Please write out all the data exactly as shown.

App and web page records
====

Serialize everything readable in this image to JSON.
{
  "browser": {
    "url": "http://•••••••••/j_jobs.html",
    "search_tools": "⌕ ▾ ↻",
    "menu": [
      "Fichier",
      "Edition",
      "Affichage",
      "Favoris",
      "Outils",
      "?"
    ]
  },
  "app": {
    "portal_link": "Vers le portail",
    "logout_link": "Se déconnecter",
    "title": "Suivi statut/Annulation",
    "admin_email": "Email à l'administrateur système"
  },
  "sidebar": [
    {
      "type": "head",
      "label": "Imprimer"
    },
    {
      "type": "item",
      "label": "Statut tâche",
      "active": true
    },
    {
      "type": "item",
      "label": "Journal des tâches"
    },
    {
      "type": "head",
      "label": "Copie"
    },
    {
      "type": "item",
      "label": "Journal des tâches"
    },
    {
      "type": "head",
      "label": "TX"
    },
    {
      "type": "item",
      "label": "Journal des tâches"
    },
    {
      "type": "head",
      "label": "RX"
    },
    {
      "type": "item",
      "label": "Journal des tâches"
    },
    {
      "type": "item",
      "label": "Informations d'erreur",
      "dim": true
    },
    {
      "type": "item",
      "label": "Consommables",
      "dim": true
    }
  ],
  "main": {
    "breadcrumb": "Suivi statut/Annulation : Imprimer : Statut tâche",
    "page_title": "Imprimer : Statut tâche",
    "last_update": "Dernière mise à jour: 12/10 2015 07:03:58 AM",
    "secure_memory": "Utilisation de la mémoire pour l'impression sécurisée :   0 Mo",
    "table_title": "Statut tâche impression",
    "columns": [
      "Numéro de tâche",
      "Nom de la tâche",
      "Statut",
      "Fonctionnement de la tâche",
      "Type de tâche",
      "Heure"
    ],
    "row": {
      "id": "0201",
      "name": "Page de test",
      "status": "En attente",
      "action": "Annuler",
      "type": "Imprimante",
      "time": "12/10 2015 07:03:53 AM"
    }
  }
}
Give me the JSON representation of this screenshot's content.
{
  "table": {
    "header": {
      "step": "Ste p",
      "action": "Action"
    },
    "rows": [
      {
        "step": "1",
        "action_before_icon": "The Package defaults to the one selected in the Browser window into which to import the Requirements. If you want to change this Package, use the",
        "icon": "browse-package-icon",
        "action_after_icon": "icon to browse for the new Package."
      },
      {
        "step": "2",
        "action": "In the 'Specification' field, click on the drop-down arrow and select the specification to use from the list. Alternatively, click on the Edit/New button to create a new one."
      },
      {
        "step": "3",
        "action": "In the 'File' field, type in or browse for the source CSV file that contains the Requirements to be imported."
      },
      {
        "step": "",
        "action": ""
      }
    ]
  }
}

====

ANSWER TO THIS EXERCISE:
Serialize everything readable in this image to JSON.
{
  "browser": {
    "url": "http://•••••••••/j_jobs.html",
    "search_tools": "⌕ ▾ ↻",
    "menu": [
      "Fichier",
      "Edition",
      "Affichage",
      "Favoris",
      "Outils",
      "?"
    ]
  },
  "app": {
    "portal_link": "Vers le portail",
    "logout_link": "Se déconnecter",
    "title": "Suivi statut/Annulation",
    "admin_email": "Email à l'administrateur système"
  },
  "sidebar": [
    {
      "type": "head",
      "label": "Imprimer"
    },
    {
      "type": "item",
      "label": "Statut tâche",
      "active": true
    },
    {
      "type": "item",
      "label": "Journal des tâches"
    },
    {
      "type": "head",
      "label": "Copie"
    },
    {
      "type": "item",
      "label": "Journal des tâches"
    },
    {
      "type": "head",
      "label": "TX"
    },
    {
      "type": "item",
      "label": "Journal des tâches"
    },
    {
      "type": "head",
      "label": "RX"
    },
    {
      "type": "item",
      "label": "Journal des tâches"
    },
    {
      "type": "item",
      "label": "Informations d'erreur",
      "dim": true
    },
    {
      "type": "item",
      "label": "Consommables",
      "dim": true
    }
  ],
  "main": {
    "breadcrumb": "Suivi statut/Annulation : Imprimer : Statut tâche",
    "page_title": "Imprimer : Statut tâche",
    "last_update": "Dernière mise à jour: 12/10 2015 07:03:58 AM",
    "secure_memory": "Utilisation de la mémoire pour l'impression sécurisée :   0 Mo",
    "table_title": "Statut tâche impression",
    "columns": [
      "Numéro de tâche",
      "Nom de la tâche",
      "Statut",
      "Fonctionnement de la tâche",
      "Type de tâche",
      "Heure"
    ],
    "row": {
      "id": "0201",
      "name": "Page de test",
      "status": "En attente",
      "action": "Annuler",
      "type": "Imprimante",
      "time": "12/10 2015 07:03:53 AM"
    }
  }
}
Give me the JSON representation of this screenshot's content.
{
  "table": {
    "header": {
      "step": "Ste p",
      "action": "Action"
    },
    "rows": [
      {
        "step": "1",
        "action_before_icon": "The Package defaults to the one selected in the Browser window into which to import the Requirements. If you want to change this Package, use the",
        "icon": "browse-package-icon",
        "action_after_icon": "icon to browse for the new Package."
      },
      {
        "step": "2",
        "action": "In the 'Specification' field, click on the drop-down arrow and select the specification to use from the list. Alternatively, click on the Edit/New button to create a new one."
      },
      {
        "step": "3",
        "action": "In the 'File' field, type in or browse for the source CSV file that contains the Requirements to be imported."
      },
      {
        "step": "",
        "action": ""
      }
    ]
  }
}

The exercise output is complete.